* **ASSIGNMENT**
Which lines of the listing hold the string "Edit"? Copy those lines.

* **RECORDED INFORMATION**
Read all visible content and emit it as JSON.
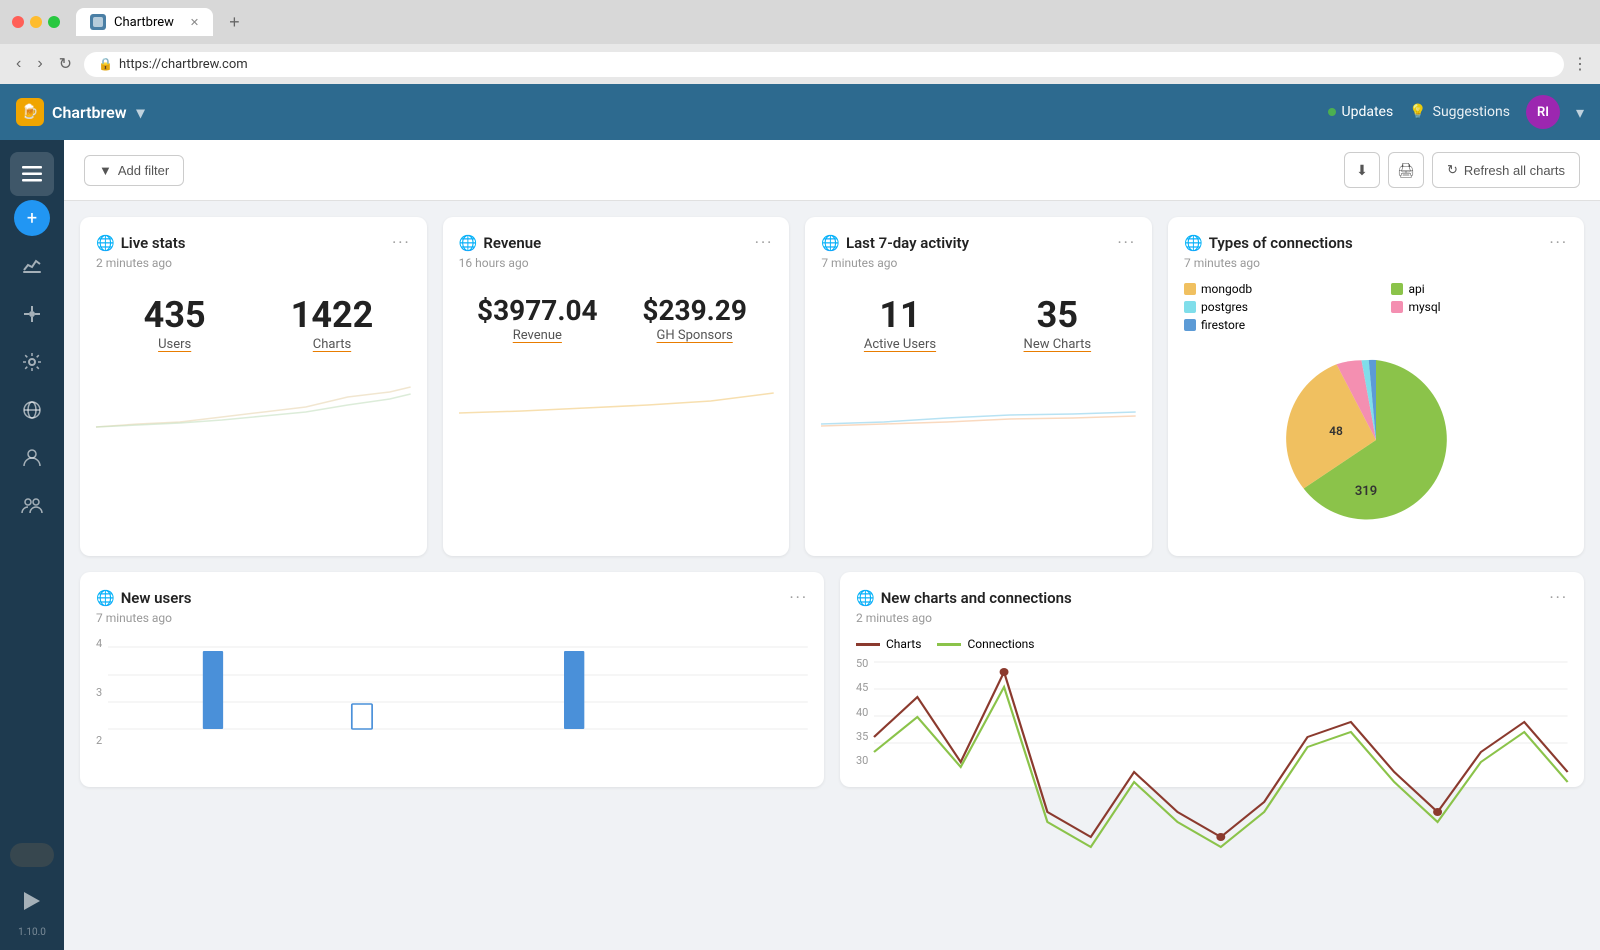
{
  "browser": {
    "url": "https://chartbrew.com",
    "tab_title": "Chartbrew",
    "new_tab_label": "+"
  },
  "topnav": {
    "brand": "Chartbrew",
    "updates_label": "Updates",
    "suggestions_label": "Suggestions",
    "avatar_initials": "RI"
  },
  "toolbar": {
    "filter_label": "Add filter",
    "refresh_label": "Refresh all charts"
  },
  "sidebar": {
    "version": "1.10.0"
  },
  "cards": {
    "live_stats": {
      "title": "Live stats",
      "time": "2 minutes ago",
      "kpi1_value": "435",
      "kpi1_label": "Users",
      "kpi2_value": "1422",
      "kpi2_label": "Charts"
    },
    "revenue": {
      "title": "Revenue",
      "time": "16 hours ago",
      "kpi1_value": "$3977.04",
      "kpi1_label": "Revenue",
      "kpi2_value": "$239.29",
      "kpi2_label": "GH Sponsors"
    },
    "activity": {
      "title": "Last 7-day activity",
      "time": "7 minutes ago",
      "kpi1_value": "11",
      "kpi1_label": "Active Users",
      "kpi2_value": "35",
      "kpi2_label": "New Charts"
    },
    "connections": {
      "title": "Types of connections",
      "time": "7 minutes ago",
      "legend": [
        {
          "label": "mongodb",
          "color": "#f0c060"
        },
        {
          "label": "api",
          "color": "#8bc34a"
        },
        {
          "label": "postgres",
          "color": "#80deea"
        },
        {
          "label": "mysql",
          "color": "#f48fb1"
        },
        {
          "label": "firestore",
          "color": "#5c9bd6"
        }
      ],
      "pie_data": [
        {
          "label": "api",
          "value": 319,
          "color": "#8bc34a",
          "percent": 84
        },
        {
          "label": "mongodb",
          "value": 48,
          "color": "#f0c060",
          "percent": 13
        },
        {
          "label": "mysql",
          "value": 8,
          "color": "#f48fb1",
          "percent": 2
        },
        {
          "label": "postgres",
          "value": 5,
          "color": "#80deea",
          "percent": 1
        },
        {
          "label": "firestore",
          "value": 3,
          "color": "#5c9bd6",
          "percent": 1
        }
      ]
    },
    "new_users": {
      "title": "New users",
      "time": "7 minutes ago",
      "y_axis": [
        "4",
        "3",
        "2"
      ],
      "bars": [
        0,
        0,
        0,
        3.8,
        0,
        0,
        0,
        0,
        1.2,
        0,
        0,
        0,
        0,
        0,
        0,
        3.8,
        0,
        0,
        0,
        0,
        0,
        0
      ]
    },
    "new_charts": {
      "title": "New charts and connections",
      "time": "2 minutes ago",
      "legend": [
        {
          "label": "Charts",
          "color": "#8b3a2e"
        },
        {
          "label": "Connections",
          "color": "#8bc34a"
        }
      ],
      "y_axis": [
        "50",
        "45",
        "40",
        "35",
        "30"
      ],
      "chart_values": [
        35,
        43,
        30,
        48,
        20,
        15,
        28,
        20,
        15,
        22,
        35,
        38,
        28,
        20,
        32,
        38,
        28
      ]
    }
  }
}
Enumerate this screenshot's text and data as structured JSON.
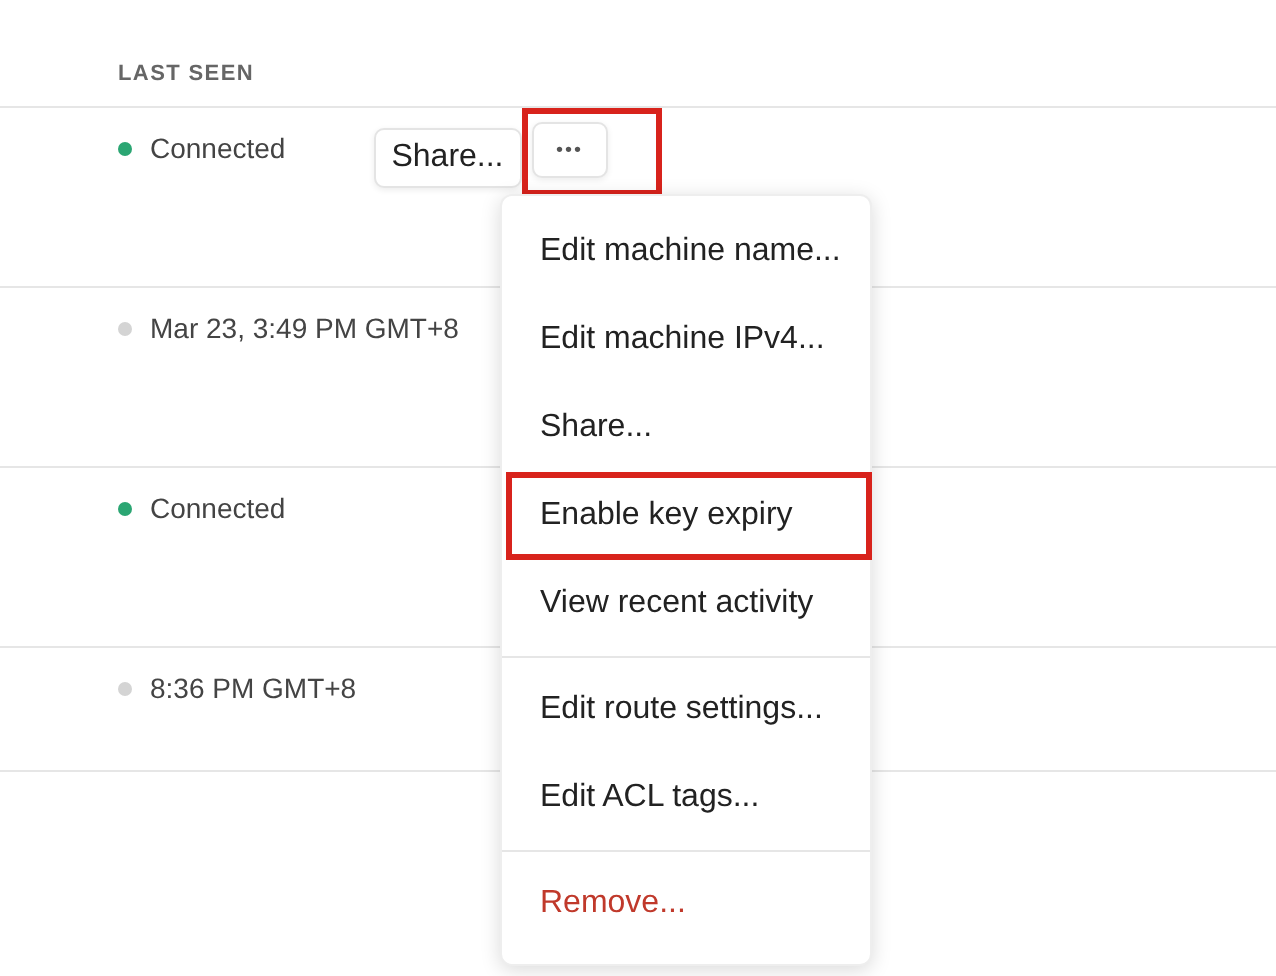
{
  "table": {
    "columns": [
      {
        "label": "LAST SEEN"
      }
    ],
    "rows": [
      {
        "status": "Connected",
        "color": "#2ba673",
        "actions": {
          "share": "Share...",
          "more": "•••",
          "highlighted": true
        }
      },
      {
        "status": "Mar 23, 3:49 PM GMT+8",
        "color": "#d4d4d4"
      },
      {
        "status": "Connected",
        "color": "#2ba673"
      },
      {
        "status": "8:36 PM GMT+8",
        "color": "#d4d4d4"
      }
    ]
  },
  "menu": {
    "groups": [
      [
        {
          "label": "Edit machine name...",
          "kind": "normal",
          "highlighted": false
        },
        {
          "label": "Edit machine IPv4...",
          "kind": "normal",
          "highlighted": false
        },
        {
          "label": "Share...",
          "kind": "normal",
          "highlighted": false
        },
        {
          "label": "Enable key expiry",
          "kind": "normal",
          "highlighted": true
        },
        {
          "label": "View recent activity",
          "kind": "normal",
          "highlighted": false
        }
      ],
      [
        {
          "label": "Edit route settings...",
          "kind": "normal",
          "highlighted": false
        },
        {
          "label": "Edit ACL tags...",
          "kind": "normal",
          "highlighted": false
        }
      ],
      [
        {
          "label": "Remove...",
          "kind": "danger",
          "highlighted": false
        }
      ]
    ]
  }
}
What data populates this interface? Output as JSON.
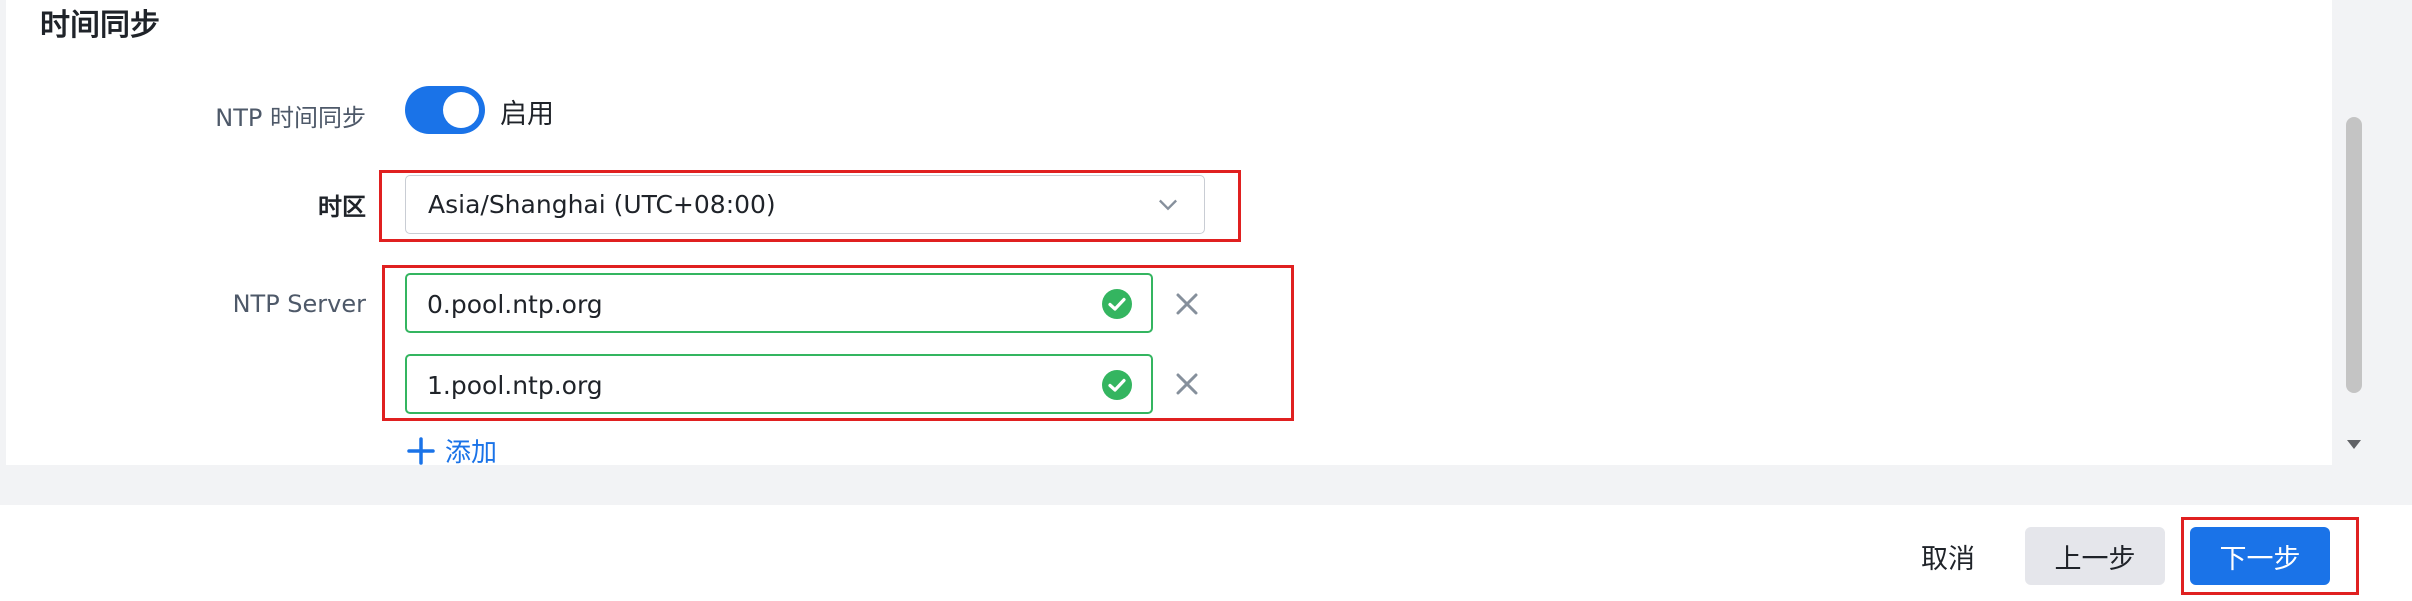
{
  "section": {
    "title": "时间同步"
  },
  "ntp_sync": {
    "label": "NTP 时间同步",
    "toggle_on": true,
    "toggle_text": "启用"
  },
  "timezone": {
    "label": "时区",
    "value": "Asia/Shanghai (UTC+08:00)"
  },
  "ntp_server": {
    "label": "NTP Server",
    "servers": [
      "0.pool.ntp.org",
      "1.pool.ntp.org"
    ],
    "add_label": "添加"
  },
  "footer": {
    "cancel_label": "取消",
    "prev_label": "上一步",
    "next_label": "下一步"
  },
  "colors": {
    "accent": "#1a73e8",
    "valid": "#34b560",
    "highlight": "#e02020"
  }
}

* **TASK SOLUTION**
          "label": "Edit machine name...",
          "label": "Edit machine IPv4...",
          "label": "Edit route settings...",
          "label": "Edit ACL tags...",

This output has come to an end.